yaya  — I admit I’m only guessing here, but this could be a repetition of the Haida interjection for ‘how strange! weird!’ that we’ve already seen in song #6. I’m not finding anything of similar form in Tsimshian or Tlingit, whereas already in this song collection it’s looking as if Haida supplied a fair amount of words to Victoria-area First Nations Chinook Jargon. To see how weak my analysis of this yaya as Haida is, compare the following song, where ya is probably not ‘how strange’.
Summary of song #7:
I have no arguments with Boas’s take on the hayaleha‘s and yaya‘s, and I agree with his idea that the third line is the message to be delivered on behalf of the singer. Boas again delivers the gist of the song in a recognizable way, just minus certain finer points that the singer demonstrably intended. (As with the other songs documented by Boas in this paper, this one is in recognizably fluent and expressive Chinuk Wawa, by no means as clumsy as some think pidgin speech is.)
Ya kanowe sun naika sick tumtum[. — another punctuation typo, I think — DDR]
yá kánawi-sán  náyka sík-tə́mtəm 
YA every-day I hurt-heart
‘Ya, always I long’
DDR: ‘Ya, I’m sad every day’
Kopa naika man kopa Caliponia.
kʰupa nayka mán  kʰupa kʰalipónia*
for my man in California.
‘For my husband in California.’
DDR: ‘For my man in California.’
Comments on song #8:
kánawi-sán  — as we saw in a previous song, this isn’t ‘always’ (which is kwánisəm) but instead ‘every day; all day’.
náyka sík-tə́mtəm  — this is definitely the generic ‘sad’, and less arguably the specific ‘long for’.
nayka mán  — here too we have a phrase that, while defensible in a generic reading ‘my man’, doesn’t necessarily signify the more precise ‘my husband’.
Summary of song #8:
Keeping up the trend, Boas here delivers a serviceable “gist” yet can be seen as unsure of the finer workings of the Jargon.
I won’t dwell on the fact because it’s tangential here, but this song is classic BC Chinook Jargon in that it includes a recently borrowed & more precise English word ‘leave’, replacing the old Jargon másh.
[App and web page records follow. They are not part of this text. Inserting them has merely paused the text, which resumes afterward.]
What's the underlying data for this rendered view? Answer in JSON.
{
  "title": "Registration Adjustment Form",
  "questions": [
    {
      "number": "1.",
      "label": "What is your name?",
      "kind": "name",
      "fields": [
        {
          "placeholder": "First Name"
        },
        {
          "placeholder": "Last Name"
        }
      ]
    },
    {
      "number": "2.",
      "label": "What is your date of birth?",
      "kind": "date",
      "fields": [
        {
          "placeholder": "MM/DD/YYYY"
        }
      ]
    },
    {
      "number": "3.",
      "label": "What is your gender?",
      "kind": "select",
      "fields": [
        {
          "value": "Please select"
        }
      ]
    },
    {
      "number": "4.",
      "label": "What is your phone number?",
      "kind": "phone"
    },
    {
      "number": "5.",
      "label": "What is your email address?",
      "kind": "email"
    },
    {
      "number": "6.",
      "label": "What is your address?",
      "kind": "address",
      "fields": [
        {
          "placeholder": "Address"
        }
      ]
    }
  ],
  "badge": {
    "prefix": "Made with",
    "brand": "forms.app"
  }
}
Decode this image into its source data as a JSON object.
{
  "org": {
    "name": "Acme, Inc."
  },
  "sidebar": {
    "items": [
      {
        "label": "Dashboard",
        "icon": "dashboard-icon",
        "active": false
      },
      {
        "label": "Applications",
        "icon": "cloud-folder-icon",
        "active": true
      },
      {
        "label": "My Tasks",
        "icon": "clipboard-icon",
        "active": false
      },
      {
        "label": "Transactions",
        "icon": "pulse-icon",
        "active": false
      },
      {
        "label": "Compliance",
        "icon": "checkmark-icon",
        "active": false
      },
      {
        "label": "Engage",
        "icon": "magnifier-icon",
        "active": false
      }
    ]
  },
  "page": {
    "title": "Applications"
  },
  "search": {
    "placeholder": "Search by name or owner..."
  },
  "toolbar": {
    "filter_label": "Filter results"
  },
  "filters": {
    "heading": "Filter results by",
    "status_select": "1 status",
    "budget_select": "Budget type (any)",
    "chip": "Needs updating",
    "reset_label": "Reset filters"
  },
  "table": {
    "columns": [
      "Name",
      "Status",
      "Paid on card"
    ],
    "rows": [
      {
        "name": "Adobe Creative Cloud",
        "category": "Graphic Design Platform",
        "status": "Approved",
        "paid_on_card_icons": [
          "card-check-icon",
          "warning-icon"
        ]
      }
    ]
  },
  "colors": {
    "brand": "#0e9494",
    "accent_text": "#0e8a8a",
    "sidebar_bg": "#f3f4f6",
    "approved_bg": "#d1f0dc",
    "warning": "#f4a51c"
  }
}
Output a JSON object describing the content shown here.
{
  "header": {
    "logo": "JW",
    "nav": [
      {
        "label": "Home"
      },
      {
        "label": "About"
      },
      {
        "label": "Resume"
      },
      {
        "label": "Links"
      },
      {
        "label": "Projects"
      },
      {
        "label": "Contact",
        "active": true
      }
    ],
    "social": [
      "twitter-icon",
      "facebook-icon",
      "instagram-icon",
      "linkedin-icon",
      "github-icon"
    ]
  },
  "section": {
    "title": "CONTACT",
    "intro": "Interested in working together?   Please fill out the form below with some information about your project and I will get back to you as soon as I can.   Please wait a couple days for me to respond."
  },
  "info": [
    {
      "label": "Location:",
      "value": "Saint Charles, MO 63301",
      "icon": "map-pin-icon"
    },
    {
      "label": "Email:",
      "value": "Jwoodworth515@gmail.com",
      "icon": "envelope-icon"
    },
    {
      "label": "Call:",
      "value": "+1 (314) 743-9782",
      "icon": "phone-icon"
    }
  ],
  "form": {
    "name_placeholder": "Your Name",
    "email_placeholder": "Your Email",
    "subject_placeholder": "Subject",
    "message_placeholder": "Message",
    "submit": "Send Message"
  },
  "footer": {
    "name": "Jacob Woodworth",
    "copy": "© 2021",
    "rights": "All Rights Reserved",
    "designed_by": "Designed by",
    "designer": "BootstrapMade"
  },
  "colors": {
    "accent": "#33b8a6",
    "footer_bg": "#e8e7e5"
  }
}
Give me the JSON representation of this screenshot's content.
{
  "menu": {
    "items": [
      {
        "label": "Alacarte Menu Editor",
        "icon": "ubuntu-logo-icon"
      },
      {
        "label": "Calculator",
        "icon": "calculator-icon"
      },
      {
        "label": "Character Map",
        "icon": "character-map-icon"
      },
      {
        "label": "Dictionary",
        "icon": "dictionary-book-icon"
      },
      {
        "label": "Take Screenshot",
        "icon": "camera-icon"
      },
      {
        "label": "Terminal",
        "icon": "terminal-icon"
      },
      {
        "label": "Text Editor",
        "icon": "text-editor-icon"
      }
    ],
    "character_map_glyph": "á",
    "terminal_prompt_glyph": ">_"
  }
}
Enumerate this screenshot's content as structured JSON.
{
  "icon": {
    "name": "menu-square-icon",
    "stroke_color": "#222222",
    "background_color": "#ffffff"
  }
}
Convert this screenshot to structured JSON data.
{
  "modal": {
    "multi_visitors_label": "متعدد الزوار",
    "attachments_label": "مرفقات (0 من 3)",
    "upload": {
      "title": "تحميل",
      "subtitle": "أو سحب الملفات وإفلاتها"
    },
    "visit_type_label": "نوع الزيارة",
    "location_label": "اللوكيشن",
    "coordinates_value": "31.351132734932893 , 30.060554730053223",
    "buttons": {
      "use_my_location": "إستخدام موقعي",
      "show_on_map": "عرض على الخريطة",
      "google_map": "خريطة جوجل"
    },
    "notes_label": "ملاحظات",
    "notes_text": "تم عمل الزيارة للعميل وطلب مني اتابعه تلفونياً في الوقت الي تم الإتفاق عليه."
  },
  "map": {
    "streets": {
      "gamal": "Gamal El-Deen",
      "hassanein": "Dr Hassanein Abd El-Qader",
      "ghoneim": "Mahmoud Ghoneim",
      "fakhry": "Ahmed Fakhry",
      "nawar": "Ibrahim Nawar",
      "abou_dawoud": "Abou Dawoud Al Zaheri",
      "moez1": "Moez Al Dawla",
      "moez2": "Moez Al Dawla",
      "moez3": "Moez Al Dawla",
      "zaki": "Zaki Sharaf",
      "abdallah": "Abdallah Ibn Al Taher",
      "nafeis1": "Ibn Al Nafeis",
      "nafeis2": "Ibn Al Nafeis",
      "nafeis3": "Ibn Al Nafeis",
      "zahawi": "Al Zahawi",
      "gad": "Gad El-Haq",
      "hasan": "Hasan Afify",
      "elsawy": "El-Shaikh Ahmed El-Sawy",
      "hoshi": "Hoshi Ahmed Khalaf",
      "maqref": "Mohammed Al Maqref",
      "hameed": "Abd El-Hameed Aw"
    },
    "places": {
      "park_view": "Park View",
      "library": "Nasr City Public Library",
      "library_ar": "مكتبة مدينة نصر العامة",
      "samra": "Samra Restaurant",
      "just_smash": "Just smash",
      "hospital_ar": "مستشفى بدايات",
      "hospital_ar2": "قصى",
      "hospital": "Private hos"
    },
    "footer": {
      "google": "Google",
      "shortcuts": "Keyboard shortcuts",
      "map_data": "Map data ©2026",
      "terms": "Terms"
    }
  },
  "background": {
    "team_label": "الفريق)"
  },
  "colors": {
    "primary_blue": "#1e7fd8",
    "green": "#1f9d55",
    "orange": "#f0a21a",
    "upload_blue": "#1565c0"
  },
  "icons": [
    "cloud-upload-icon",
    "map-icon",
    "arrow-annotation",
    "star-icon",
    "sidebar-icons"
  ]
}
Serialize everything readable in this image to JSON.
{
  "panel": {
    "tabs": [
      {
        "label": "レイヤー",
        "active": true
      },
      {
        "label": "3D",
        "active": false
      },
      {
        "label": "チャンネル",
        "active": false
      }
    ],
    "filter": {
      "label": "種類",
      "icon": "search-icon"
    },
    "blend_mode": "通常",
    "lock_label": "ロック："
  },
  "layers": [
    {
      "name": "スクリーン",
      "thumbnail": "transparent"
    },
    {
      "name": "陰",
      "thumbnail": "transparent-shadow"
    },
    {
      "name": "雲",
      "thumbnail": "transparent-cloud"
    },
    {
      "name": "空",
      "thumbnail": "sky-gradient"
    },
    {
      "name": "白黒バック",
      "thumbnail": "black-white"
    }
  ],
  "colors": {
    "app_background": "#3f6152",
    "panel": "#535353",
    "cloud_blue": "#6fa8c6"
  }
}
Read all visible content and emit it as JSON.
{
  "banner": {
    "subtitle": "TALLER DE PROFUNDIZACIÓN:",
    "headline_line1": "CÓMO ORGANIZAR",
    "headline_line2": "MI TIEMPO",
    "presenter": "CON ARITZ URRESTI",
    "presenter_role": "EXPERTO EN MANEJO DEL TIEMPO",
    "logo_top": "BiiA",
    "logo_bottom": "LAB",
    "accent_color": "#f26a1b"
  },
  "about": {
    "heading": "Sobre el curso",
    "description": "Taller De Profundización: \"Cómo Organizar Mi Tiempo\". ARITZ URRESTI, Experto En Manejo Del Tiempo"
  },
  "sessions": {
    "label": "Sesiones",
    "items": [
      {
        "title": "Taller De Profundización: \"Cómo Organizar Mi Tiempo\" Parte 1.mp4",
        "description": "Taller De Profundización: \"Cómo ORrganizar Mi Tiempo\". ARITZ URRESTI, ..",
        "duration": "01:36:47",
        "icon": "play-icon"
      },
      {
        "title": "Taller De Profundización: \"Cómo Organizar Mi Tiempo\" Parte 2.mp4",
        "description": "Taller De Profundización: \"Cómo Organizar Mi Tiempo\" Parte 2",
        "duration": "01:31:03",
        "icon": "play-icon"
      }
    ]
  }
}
Haias lele naika sick tumtum,
hayas-líli náyka sík-tə́mtəm,
very-long.time I hurt-heart,
‘A long time I felt unhappy,’
DDR: ‘For a long time I’ve been sad,’
Pe okok sun elip haias k’al,
pi úkuk-sán íləp-hayas-q’ə́l,
and/but this-day most-very-hard,
‘But to-day is the hardest day,’
DDR: ‘But today is the toughest,’
Kada Entelplaize yaqka leave naika.
qʰáta  entəlplayz*  yáx̣ka lív nayka[.]
how Enterprise it leave me
‘For the Enterprise has left me.’
DDR: ‘How is it that the Enterprise could leave me?’
Comments on song #9:
qʰáta  — this word, in my experience, never functions to express ‘because; for’, as Boas takes it. Instead, as my dissertation shows, in BC Jargon it’s an expression of wonderment. (Which helps explain why a few older commentators claimed qʰáta means ‘why’, a concept that has notoriously varying expression among Jargon dialects.)
 I can’t really dispute that the Enterprise was a pelagic seal-hunting vessel, but so far my poking around in old BC newspapers of the time has only revealed a (passenger) steamer of that name, which would paint a somewhat different picture from the background Boas describes. (Okay, I have to admit I’ve got some improving to do in my maritime research skills.)
Summary of song #9:
Boas does a good job putting across the sense of the lyrics. It’s just the one word in the last line that seems to have thrown him into a more impressionistic than accurate translation.